THERE are times when the style of a death seems peculiarly suited to the life that preceded it. Robert Atkins's sudden death, at the age of 54, was one of those.
The same evening had seen the triumphal start of a tour of Moroccan folk performers brought over by Atkins's organisation, Cultural Co-Operation. The post-show meal for the 50-strong ensemble had been a convivial occasion, turning into an impromptu concert in the Bradford restaurant. Afterwards they had all spilled out singing on to the pavement, and Atkins had gone into the road to shepherd them back to safety. It was then that a speeding car ploughed into the cheerful crowd. Atkins and Ahmed El Azouan, a musician, were killed outright.
Robert Atkins's many friends have taken some comfort from the fact that his last evening was generous and expansive and buoyed up by the direct and natural creativity he had worked all his life to foster. All were trademarks of Cultural Co-operation, the organisation he and Prakash Daswani founded in 1987.

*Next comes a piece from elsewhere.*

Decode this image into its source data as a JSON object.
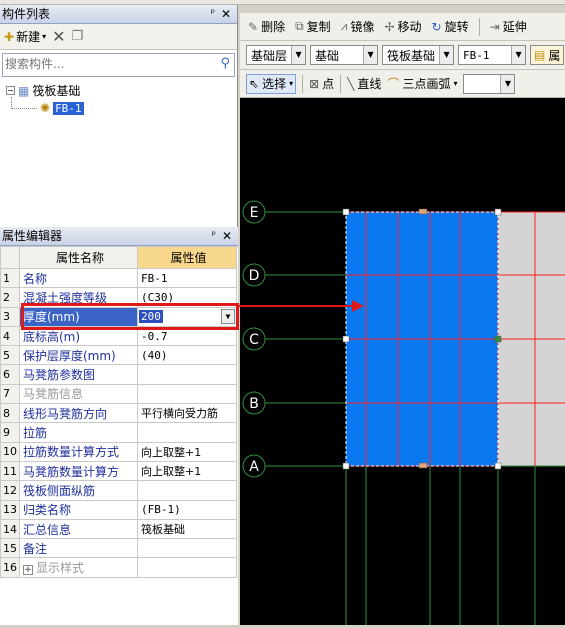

This could - too glibly - be seen as one of the clutch of world music groupings set up in the wake of the questing, optimistic 1970s. In fact it had a very precise philosophy. Growing out of the Music Villages which Atkins and Daswani had pioneered as employees of the Commonwealth Institute, it sought for a format in which artists from other cultures - particularly the developing world - could present their work in Britain without the patina of exoticism. Cultural Co-Operation dancers, musicians and craftspeople found themselves involved with workshops, skills-sharing exercises, demonstrations and exchanges as much as with performance. People who visited these latter-day Music Villages - always based in the open air in parks and spaces from Gunnersbury to Glasgow - had an experience that was sometimes confusing and unfocused but sometimes electrifying and wonderful.

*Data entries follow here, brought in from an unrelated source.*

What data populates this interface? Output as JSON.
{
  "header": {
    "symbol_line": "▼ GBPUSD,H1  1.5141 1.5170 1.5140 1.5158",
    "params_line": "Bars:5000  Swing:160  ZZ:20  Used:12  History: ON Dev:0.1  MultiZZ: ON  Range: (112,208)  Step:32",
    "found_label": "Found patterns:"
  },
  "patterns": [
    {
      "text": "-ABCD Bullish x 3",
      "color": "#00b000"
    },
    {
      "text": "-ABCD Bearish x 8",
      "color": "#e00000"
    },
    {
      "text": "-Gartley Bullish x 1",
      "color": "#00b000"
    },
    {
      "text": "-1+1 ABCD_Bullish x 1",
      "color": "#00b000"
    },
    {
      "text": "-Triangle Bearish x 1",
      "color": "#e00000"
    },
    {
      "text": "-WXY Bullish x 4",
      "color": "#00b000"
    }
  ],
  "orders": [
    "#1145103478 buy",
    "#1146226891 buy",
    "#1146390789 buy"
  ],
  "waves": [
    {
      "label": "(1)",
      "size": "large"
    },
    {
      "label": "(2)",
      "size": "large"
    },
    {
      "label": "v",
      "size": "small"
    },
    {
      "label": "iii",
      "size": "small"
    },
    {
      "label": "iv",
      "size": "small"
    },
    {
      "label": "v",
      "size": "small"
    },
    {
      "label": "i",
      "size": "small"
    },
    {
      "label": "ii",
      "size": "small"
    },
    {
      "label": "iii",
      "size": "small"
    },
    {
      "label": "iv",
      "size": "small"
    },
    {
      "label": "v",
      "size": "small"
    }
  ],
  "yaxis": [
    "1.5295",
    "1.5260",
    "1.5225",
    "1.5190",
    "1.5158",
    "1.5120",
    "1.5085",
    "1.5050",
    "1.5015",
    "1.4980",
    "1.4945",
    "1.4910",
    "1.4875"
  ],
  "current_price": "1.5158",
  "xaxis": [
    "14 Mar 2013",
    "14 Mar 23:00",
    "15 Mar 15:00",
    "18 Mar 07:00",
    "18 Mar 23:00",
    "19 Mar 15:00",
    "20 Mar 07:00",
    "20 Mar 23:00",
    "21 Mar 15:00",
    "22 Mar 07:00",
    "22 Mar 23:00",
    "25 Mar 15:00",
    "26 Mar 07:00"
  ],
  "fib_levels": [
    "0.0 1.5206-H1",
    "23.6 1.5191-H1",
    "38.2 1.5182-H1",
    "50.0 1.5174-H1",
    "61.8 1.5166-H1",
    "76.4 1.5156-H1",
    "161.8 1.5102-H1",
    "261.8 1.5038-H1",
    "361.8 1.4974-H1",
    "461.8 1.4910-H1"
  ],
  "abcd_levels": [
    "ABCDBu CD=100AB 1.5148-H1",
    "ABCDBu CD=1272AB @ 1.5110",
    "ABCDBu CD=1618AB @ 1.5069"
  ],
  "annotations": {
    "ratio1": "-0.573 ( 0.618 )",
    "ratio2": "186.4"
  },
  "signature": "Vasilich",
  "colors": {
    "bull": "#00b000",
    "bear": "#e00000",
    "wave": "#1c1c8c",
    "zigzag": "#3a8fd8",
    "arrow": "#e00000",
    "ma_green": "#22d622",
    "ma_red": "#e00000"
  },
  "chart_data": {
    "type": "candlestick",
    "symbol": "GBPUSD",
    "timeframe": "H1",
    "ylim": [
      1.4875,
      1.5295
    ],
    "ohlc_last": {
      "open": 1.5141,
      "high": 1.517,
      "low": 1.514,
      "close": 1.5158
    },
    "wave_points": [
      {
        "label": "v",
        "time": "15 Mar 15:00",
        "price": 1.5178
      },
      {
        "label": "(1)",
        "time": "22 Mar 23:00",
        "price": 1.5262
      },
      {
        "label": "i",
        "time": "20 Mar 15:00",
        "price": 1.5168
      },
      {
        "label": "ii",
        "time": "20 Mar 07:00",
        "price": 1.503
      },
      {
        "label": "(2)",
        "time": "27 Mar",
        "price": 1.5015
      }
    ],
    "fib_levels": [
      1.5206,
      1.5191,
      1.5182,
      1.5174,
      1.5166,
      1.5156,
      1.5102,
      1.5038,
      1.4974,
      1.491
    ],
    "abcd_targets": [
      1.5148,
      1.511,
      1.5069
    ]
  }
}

Atkins and Daswani regularly dealt with the art of the impossible, persuading governments more attuned to conventional promotion to send large troupes of folk- based performers of their popular cultures - Brazilian marching bands, Rajasthani folk musicians and storytellers, Trinidadian steel- drum masters.
Precisely because they ploughed their own furrow, life was not easy. The absence of salary and career structure enjoyed by Atkins previously - as director of the Brewery Arts Centre in Kendal, the Midlands Arts Centre and Arts Director of the Commonwealth Institute - was alarming as well as exhilarating. His insistence on open-air performance ran counter at times to the realities of British weather, and the organisation's principled stand on free events raised eyebrows with funding bodies looking for financial returns rather than - as Atkins hoped - evidence of eyes being opened and lives changed. The sudden death of his student son Tom, from unsuspected viral pneumonia, two years ago, was a deep trauma.
There were times when Robert Atkins was weary of the annual struggle to find new funding for the extraordinary events he wanted to lay before the public. But his innate optimism and the stubbornness often possessed by good men held him on course. At the time of his death he was due to retire from Cultural Co-Operation and turn his attention to European traditions. As things turned out, Cultural Co-Operation will be his memorial, but it is a worthy one.Reuse content